**DIRECTIONS**
Copy all the lines of the data that include the word "people".

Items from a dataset

+---+

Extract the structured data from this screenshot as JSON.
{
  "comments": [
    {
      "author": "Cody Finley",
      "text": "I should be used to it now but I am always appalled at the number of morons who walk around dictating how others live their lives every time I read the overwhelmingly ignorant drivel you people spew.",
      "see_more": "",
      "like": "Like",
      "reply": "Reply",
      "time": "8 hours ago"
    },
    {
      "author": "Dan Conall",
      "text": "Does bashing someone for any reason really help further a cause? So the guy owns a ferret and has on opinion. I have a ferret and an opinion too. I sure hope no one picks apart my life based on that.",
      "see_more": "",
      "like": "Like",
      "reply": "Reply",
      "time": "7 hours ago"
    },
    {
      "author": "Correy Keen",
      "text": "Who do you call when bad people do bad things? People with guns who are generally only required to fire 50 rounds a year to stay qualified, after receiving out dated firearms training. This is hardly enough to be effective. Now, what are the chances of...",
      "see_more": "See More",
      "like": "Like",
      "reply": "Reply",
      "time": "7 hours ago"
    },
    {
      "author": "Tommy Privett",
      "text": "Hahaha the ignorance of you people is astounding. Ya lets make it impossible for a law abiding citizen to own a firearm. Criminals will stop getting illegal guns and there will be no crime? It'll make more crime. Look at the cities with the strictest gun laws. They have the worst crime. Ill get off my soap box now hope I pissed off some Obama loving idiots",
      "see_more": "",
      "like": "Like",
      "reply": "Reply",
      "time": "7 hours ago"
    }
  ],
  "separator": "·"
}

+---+

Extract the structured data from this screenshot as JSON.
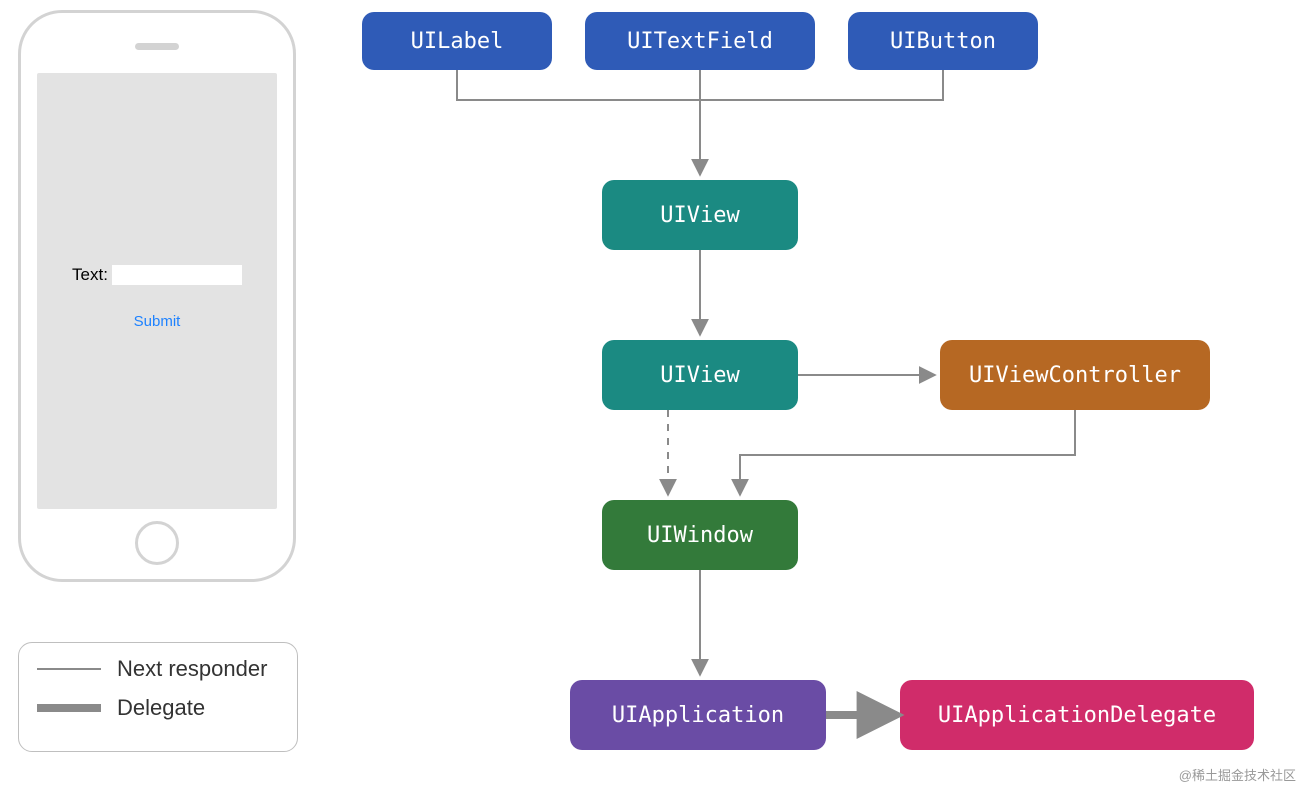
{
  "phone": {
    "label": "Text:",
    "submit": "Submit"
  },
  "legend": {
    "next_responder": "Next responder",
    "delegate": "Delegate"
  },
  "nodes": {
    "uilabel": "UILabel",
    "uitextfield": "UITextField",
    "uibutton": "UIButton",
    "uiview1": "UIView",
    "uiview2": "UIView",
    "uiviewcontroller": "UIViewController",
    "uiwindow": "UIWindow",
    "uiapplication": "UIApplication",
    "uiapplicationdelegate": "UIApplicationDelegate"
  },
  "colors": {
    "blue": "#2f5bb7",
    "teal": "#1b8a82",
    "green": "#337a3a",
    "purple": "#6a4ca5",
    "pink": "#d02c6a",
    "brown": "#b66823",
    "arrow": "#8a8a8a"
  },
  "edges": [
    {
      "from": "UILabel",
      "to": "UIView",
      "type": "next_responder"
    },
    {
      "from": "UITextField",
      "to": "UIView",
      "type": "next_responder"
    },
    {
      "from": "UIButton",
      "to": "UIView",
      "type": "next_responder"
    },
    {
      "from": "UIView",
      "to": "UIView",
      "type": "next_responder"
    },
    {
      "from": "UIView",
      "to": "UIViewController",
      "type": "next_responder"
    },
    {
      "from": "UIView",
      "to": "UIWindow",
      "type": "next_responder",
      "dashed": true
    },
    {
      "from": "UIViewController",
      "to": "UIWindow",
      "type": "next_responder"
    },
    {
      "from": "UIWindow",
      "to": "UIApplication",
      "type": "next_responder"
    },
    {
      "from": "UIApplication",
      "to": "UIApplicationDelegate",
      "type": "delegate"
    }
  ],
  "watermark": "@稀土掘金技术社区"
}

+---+

**EXERCISE OUTPUT**
      "text": "I should be used to it now but I am always appalled at the number of morons who walk around dictating how others live their lives every time I read the overwhelmingly ignorant drivel you people spew.",
      "text": "Who do you call when bad people do bad things? People with guns who are generally only required to fire 50 rounds a year to stay qualified, after receiving out dated firearms training. This is hardly enough to be effective. Now, what are the chances of...",
      "text": "Hahaha the ignorance of you people is astounding. Ya lets make it impossible for a law abiding citizen to own a firearm. Criminals will stop getting illegal guns and there will be no crime? It'll make more crime. Look at the cities with the strictest gun laws. They have the worst crime. Ill get off my soap box now hope I pissed off some Obama loving idiots",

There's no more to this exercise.